Spink notes that the technology for recording behaviour has become easier to use in recent years. That is one reason why the techniques are now being used in all kinds of disciplines. The rise of the smartphone has also contributed indirectly. These devices are packed with sensors that have rapidly become smaller, more energy efficient and cheaper in recent years. So researchers can spend the same as before yet perform more measurements for longer. 

One place where scientists have continuously been experimenting with new measurement methods over the past few years is the Restaurant of the Future on the Wageningen campus. It looks like a perfectly ordinary canteen but it has cameras that monitor visitors, automatically record their behaviour and combine this with cash-register data. Even more research is going on behind the scenes, says Stefanie Kremer. For example, they are investigating whether people think low-salt products taste worse than the regular versions. 

Informed consent

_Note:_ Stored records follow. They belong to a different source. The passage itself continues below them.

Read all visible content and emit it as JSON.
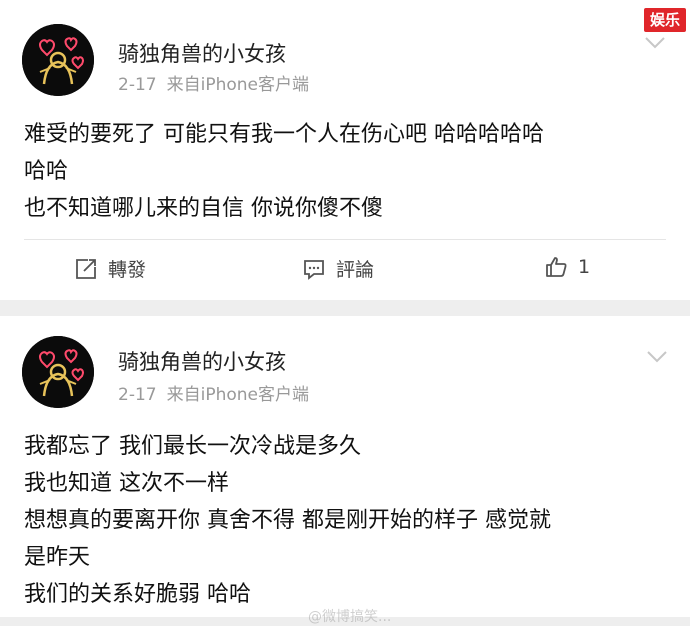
{
  "watermark": {
    "badge": "娱乐",
    "bottom_text": "@微博搞笑..."
  },
  "posts": [
    {
      "username": "骑独角兽的小女孩",
      "date": "2-17",
      "source": "来自iPhone客户端",
      "lines": [
        "难受的要死了 可能只有我一个人在伤心吧 哈哈哈哈哈",
        "哈哈",
        "也不知道哪儿来的自信 你说你傻不傻"
      ],
      "actions": {
        "repost": "轉發",
        "comment": "評論",
        "like_count": "1"
      }
    },
    {
      "username": "骑独角兽的小女孩",
      "date": "2-17",
      "source": "来自iPhone客户端",
      "lines": [
        "我都忘了 我们最长一次冷战是多久",
        "我也知道 这次不一样",
        "想想真的要离开你 真舍不得 都是刚开始的样子 感觉就",
        "是昨天",
        "我们的关系好脆弱  哈哈"
      ]
    }
  ],
  "colors": {
    "accent_badge": "#e0262a",
    "meta_gray": "#999999",
    "background": "#eeeeee"
  },
  "icons": [
    "avatar-image",
    "chevron-down-icon",
    "repost-icon",
    "comment-icon",
    "like-icon"
  ]
}
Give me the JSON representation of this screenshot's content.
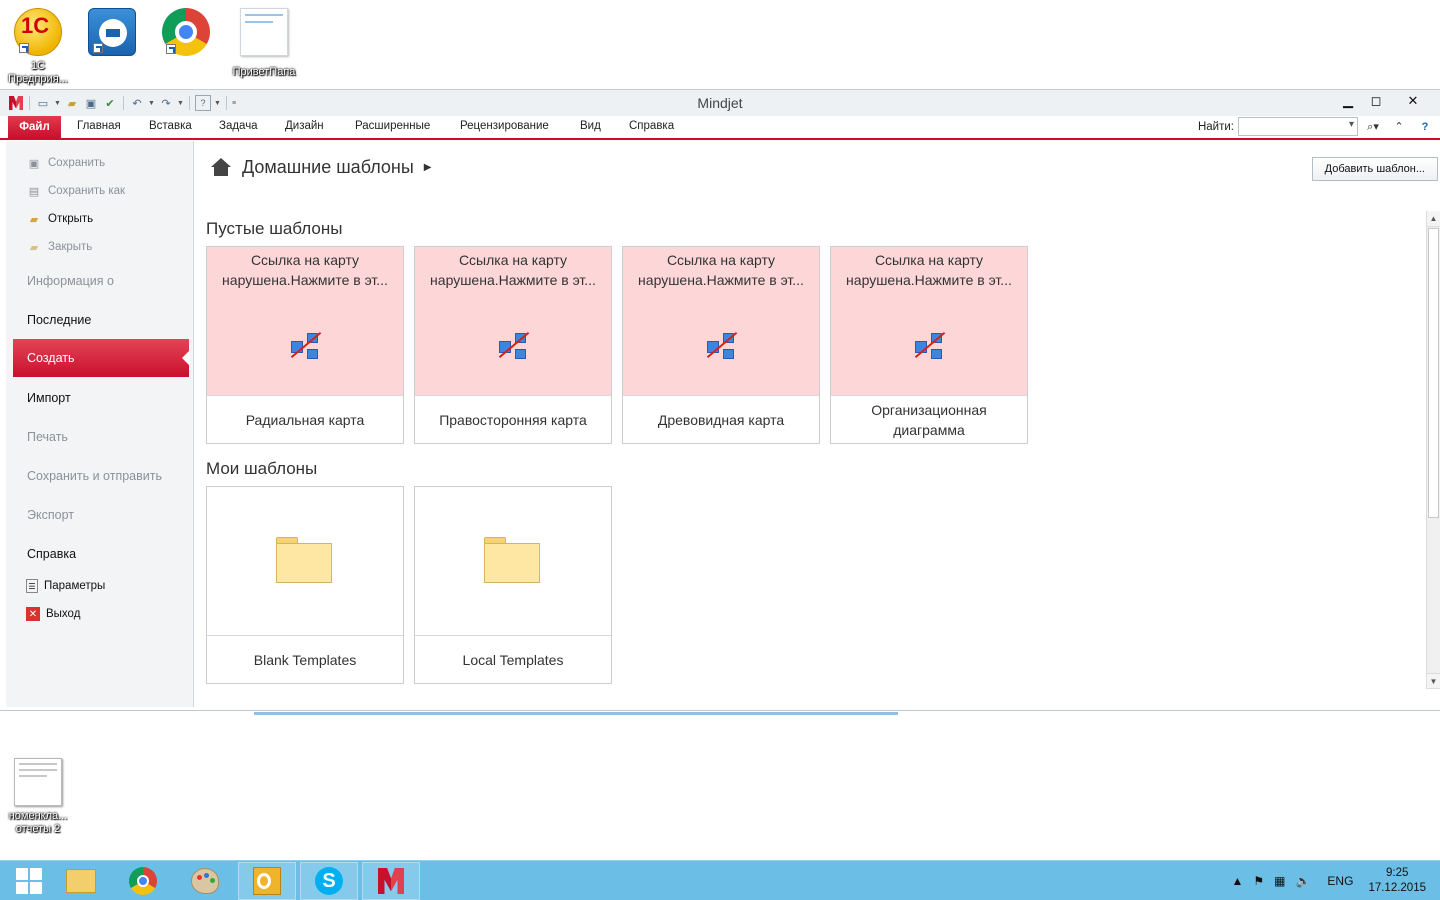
{
  "desktop": {
    "icons": [
      {
        "name": "1С Предприя...",
        "line1": "1С",
        "line2": "Предприя..."
      },
      {
        "name": "TeamViewer",
        "line1": "",
        "line2": ""
      },
      {
        "name": "Google Chrome",
        "line1": "",
        "line2": ""
      },
      {
        "name": "ПриветПапа",
        "line1": "ПриветПапа",
        "line2": ""
      },
      {
        "name": "номенкла... отчеты 2",
        "line1": "номенкла...",
        "line2": "отчеты 2"
      }
    ]
  },
  "window": {
    "title": "Mindjet",
    "tabs": [
      "Файл",
      "Главная",
      "Вставка",
      "Задача",
      "Дизайн",
      "Расширенные",
      "Рецензирование",
      "Вид",
      "Справка"
    ],
    "find_label": "Найти:",
    "find_value": ""
  },
  "backstage": {
    "small_items": [
      {
        "label": "Сохранить",
        "disabled": true
      },
      {
        "label": "Сохранить как",
        "disabled": true
      },
      {
        "label": "Открыть",
        "disabled": false
      },
      {
        "label": "Закрыть",
        "disabled": true
      }
    ],
    "big_items": {
      "info": "Информация о",
      "recent": "Последние",
      "create": "Создать",
      "import": "Импорт",
      "print": "Печать",
      "save_send": "Сохранить и отправить",
      "export": "Экспорт",
      "help": "Справка"
    },
    "bottom_items": [
      {
        "label": "Параметры"
      },
      {
        "label": "Выход"
      }
    ],
    "breadcrumb": "Домашние шаблоны",
    "add_button": "Добавить шаблон...",
    "sections": {
      "blank_title": "Пустые шаблоны",
      "mine_title": "Мои шаблоны"
    },
    "broken_message_line1": "Ссылка на карту",
    "broken_message_line2": "нарушена.Нажмите в эт...",
    "blank_templates": [
      {
        "label": "Радиальная карта"
      },
      {
        "label": "Правосторонняя карта"
      },
      {
        "label": "Древовидная карта"
      },
      {
        "label": "Организационная диаграмма"
      }
    ],
    "my_templates": [
      {
        "label": "Blank Templates"
      },
      {
        "label": "Local Templates"
      }
    ]
  },
  "taskbar": {
    "lang": "ENG",
    "time": "9:25",
    "date": "17.12.2015"
  },
  "colors": {
    "accent": "#c8102e",
    "broken_bg": "#fdd7d8",
    "taskbar": "#6bbfe6"
  }
}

With all these new options, researchers still need to consider whether a measurement does actually answer a question. ‘We’re perfectly able to count how many sips and bites people take, for example,’ says Kremer. ‘But at present this is not enough for us to really do anything with the data.’ You will only be able to use it to measure food intake once you know how much people eat per bite – a fairly constant quantity. 

The designers and users of these techniques also encounter ethical issues. The Circle, the fictional company that tracked people down using camera images without their permission, may not have cared two hoots about privacy, but this is taken very seriously in the PeopleTracker, explains Spink. The system uses anonymized data and does not store any video material, which means results cannot be traced back to specific individuals. Even so, you still need ‘informed consent’, in which the experimental subjects consent to taking part after being given sufficient information. In a supermarket, you could do that using large information signs, for example. ‘There’s always a trade-off,’ says Spink, ‘between how much you tell people and how much you influence their behaviour.’ After all, people’s behaviour is affected by the knowledge that they are in an experiment. 


Measuring behavior 2014

Measuring Behavior is the title of an annual conference focusing on technology for behavioural research. The ninth edition is taking place in Wagenin-gen from 27 to 29 August. It is being organized by the technology company Noldus, which was founded in 1989 by Lucas Noldus after he gained his doctorate at Wageningen University. Although Noldus is obviously a for-profit organization, the company says the conference is all about science. So competitors are welcome and the agenda is determined by a panel of independent scientists.  

Crowd control

A prototype of an app that can gauge the mood of a crowd will be presented and tested during the Measuring Behavior conference. Participants who download the app will be able to see exactly where the event’s hotspots are, with the best debates, for instance, or the most flavoursome sandwiches. Or the best beats if you were using the app at a dance festival. Visitors can also use it to avoid trouble spots with a lot of stress or even aggression. To determine this, the app measures background noise and crowd density. SWEET, as the app is called, also uses facial recognition to assess bystanders’ emotions. Meanwhile, people give their subjective opinion by filling in questionnaires. So there are lots of different inputs, but the questionnaires are the weakest link. ‘Obviously you won’t be spending time on the app if things get really interesting,’ says Andrew Spink, senior consultant at the development company Noldus.